__What the exercise asks__: Report the number of lines in the data where the word "unit" appears, and add no other text.

__Data for review__:
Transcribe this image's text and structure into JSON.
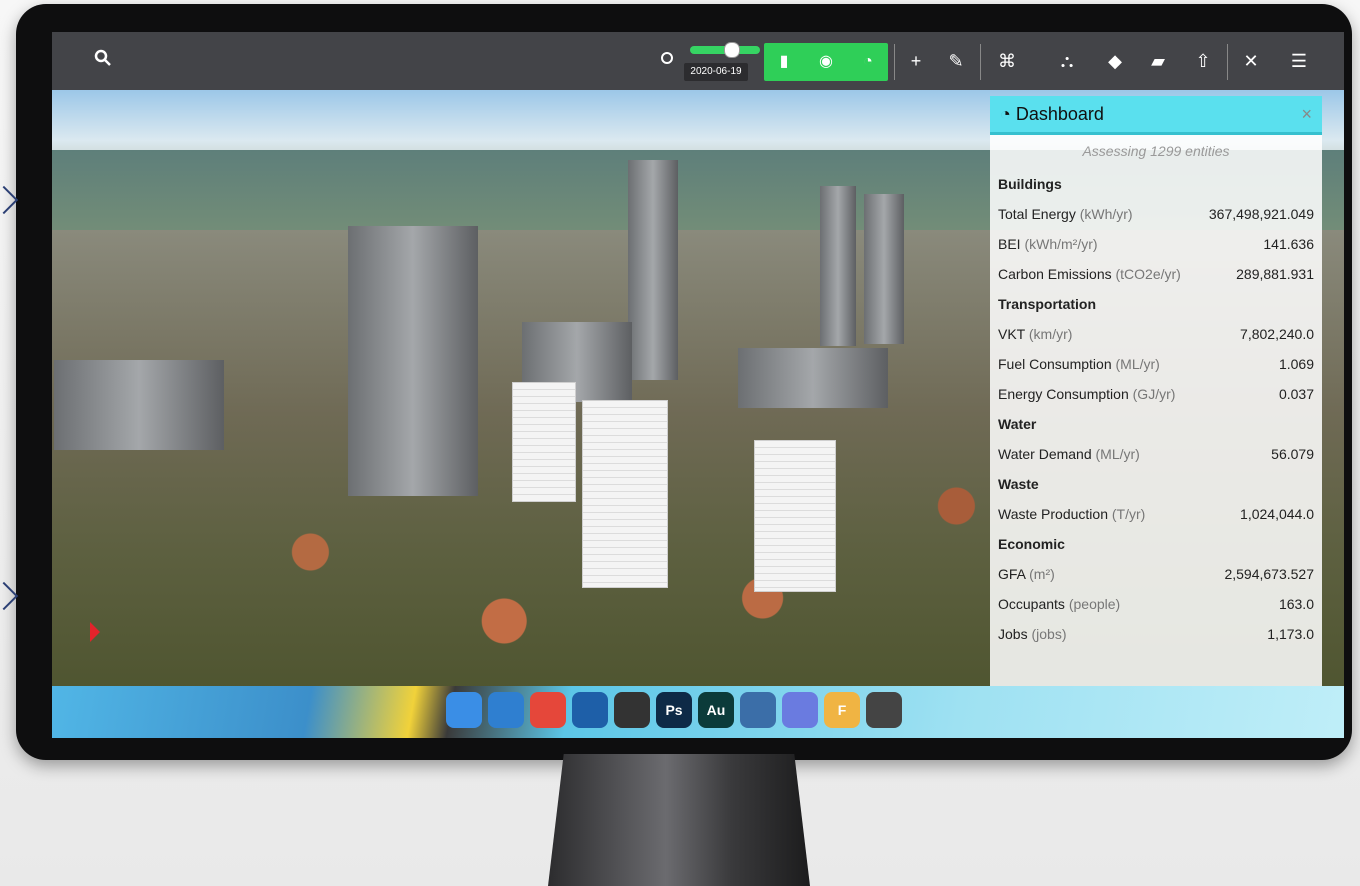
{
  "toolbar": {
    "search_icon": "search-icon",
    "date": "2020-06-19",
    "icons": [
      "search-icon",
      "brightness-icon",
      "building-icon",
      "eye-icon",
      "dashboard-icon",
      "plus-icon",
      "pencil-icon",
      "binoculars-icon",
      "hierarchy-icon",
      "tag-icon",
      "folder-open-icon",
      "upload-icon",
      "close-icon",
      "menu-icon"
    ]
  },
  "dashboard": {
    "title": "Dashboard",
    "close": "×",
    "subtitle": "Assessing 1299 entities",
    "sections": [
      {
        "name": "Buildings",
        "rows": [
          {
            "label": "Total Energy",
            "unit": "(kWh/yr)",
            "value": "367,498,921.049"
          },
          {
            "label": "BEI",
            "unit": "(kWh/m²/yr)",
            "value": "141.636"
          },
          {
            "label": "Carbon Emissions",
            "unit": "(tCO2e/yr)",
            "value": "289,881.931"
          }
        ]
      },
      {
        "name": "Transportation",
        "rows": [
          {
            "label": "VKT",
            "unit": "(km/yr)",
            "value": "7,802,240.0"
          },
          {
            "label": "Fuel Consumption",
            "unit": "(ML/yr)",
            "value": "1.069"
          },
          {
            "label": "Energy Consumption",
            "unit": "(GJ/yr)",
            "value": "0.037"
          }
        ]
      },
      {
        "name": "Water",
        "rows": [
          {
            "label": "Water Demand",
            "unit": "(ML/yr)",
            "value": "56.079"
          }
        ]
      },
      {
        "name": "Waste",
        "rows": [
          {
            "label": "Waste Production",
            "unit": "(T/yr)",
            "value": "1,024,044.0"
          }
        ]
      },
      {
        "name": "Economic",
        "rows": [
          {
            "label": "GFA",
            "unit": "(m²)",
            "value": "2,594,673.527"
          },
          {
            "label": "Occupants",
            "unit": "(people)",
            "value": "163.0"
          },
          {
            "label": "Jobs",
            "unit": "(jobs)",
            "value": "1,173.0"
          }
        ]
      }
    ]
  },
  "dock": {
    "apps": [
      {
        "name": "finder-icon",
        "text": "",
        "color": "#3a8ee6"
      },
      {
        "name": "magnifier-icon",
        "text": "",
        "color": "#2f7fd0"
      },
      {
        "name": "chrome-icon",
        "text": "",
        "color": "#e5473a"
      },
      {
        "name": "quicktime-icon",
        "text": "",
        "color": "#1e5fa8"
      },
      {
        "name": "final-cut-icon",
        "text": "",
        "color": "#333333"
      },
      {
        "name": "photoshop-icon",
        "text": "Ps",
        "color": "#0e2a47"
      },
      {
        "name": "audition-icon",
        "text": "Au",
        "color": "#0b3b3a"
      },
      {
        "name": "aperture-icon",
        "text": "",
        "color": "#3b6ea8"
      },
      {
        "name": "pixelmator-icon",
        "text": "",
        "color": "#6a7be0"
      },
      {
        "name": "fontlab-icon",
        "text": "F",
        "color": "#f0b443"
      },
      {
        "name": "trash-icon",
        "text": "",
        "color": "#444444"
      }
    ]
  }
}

__Solved problem__: 11